>>>
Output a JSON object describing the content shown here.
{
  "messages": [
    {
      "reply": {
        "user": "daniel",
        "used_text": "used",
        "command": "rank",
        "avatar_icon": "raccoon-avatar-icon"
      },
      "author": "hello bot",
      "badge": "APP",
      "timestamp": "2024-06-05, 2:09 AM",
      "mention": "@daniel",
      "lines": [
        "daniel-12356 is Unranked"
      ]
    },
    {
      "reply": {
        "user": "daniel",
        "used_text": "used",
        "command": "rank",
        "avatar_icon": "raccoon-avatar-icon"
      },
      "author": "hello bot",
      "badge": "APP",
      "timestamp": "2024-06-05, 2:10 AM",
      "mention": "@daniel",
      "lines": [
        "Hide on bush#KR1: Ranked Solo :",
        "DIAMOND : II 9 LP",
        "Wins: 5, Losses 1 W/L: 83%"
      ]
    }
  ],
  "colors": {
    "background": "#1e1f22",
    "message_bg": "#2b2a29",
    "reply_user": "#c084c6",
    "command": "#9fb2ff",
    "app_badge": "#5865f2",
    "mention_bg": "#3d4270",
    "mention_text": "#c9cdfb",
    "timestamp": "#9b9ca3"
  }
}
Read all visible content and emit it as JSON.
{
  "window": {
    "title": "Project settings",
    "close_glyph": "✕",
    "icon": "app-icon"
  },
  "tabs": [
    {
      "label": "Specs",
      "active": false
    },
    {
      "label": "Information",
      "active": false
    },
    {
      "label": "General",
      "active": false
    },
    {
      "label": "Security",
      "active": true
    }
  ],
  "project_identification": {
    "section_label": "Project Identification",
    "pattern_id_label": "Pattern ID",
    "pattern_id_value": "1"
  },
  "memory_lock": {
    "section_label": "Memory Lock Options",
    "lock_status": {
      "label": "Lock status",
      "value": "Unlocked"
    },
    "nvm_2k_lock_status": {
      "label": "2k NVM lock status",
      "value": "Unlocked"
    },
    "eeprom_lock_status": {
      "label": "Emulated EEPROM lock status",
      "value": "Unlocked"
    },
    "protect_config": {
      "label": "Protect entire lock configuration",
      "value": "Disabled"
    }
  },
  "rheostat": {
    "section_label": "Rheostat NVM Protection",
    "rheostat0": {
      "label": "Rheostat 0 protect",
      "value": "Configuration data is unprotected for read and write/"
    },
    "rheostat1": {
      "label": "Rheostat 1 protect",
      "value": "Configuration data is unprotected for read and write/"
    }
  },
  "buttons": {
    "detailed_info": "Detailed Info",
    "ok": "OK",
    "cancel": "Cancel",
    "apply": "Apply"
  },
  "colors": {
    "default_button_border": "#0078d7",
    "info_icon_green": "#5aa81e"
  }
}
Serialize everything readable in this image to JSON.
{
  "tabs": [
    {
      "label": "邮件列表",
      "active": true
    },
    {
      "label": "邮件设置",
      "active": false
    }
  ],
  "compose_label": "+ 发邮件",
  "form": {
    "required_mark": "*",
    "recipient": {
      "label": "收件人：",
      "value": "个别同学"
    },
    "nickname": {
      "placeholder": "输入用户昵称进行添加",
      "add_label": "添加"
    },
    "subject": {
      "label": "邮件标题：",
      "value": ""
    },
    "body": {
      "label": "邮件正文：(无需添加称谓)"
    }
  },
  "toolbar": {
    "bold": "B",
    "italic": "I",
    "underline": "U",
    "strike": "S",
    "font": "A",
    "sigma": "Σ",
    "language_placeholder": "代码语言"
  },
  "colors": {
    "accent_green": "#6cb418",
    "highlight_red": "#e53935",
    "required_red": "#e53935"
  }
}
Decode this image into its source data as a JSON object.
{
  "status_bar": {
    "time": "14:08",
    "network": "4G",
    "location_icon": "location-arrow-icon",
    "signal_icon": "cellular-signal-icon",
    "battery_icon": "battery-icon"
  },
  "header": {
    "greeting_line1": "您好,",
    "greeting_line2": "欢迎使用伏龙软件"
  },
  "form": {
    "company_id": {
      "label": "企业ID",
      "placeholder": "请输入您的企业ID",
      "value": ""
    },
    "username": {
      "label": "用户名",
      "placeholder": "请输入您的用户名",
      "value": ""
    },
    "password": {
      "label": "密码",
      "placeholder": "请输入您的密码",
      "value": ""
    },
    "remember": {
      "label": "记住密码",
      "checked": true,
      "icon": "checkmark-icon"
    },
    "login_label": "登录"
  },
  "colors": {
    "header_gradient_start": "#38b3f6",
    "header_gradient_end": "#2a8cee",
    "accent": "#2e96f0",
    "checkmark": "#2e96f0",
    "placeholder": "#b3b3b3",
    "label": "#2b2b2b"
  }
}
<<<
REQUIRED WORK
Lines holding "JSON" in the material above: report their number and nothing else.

ANSWER SPACE
4